» **REQUIREMENT**
Filter the data below for the string "heading" and copy each matching line.

Saved entries:

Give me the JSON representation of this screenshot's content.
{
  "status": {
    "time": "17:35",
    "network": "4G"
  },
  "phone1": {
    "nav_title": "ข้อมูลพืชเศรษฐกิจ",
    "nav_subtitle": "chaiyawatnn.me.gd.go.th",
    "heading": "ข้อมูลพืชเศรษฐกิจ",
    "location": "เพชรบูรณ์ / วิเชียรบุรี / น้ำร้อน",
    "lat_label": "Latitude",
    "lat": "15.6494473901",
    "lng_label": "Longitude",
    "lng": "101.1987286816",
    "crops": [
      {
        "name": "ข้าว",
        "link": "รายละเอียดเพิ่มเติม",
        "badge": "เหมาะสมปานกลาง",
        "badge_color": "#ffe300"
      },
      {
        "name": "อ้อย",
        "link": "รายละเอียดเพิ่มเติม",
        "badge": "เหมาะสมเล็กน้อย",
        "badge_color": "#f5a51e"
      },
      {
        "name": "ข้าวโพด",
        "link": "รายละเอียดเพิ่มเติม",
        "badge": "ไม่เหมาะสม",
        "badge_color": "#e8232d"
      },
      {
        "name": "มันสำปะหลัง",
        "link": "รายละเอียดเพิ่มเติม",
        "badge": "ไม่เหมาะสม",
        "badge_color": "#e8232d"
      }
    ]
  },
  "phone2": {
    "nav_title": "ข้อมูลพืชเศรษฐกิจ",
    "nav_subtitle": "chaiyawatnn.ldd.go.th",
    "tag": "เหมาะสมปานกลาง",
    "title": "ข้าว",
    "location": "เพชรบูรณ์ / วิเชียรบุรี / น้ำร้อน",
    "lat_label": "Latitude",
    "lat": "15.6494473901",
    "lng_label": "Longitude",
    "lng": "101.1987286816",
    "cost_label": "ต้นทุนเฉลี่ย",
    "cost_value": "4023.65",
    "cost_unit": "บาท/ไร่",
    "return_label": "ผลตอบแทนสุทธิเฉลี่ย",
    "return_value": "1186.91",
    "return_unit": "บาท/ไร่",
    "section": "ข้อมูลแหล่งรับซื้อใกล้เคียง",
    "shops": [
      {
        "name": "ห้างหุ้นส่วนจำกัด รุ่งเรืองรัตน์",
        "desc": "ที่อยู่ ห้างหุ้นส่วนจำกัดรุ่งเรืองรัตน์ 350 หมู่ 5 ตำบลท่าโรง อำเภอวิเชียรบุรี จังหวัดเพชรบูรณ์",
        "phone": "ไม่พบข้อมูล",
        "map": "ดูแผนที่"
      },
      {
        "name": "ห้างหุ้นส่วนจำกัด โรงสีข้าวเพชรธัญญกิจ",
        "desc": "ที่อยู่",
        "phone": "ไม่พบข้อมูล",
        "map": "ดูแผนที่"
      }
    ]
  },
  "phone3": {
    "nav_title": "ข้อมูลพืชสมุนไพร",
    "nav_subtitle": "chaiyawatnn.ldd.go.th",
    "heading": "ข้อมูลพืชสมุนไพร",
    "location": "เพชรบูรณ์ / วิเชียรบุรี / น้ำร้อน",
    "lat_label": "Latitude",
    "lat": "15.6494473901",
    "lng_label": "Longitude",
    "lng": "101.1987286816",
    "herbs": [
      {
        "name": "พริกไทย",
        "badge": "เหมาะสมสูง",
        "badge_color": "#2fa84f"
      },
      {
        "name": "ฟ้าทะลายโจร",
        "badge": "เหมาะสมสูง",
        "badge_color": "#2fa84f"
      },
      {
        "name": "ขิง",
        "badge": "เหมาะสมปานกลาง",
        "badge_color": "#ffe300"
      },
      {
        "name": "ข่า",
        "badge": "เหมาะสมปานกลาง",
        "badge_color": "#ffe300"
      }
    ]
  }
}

» **EXPECTED OUTPUT**
    "heading": "ข้อมูลพืชเศรษฐกิจ",
    "heading": "ข้อมูลพืชสมุนไพร",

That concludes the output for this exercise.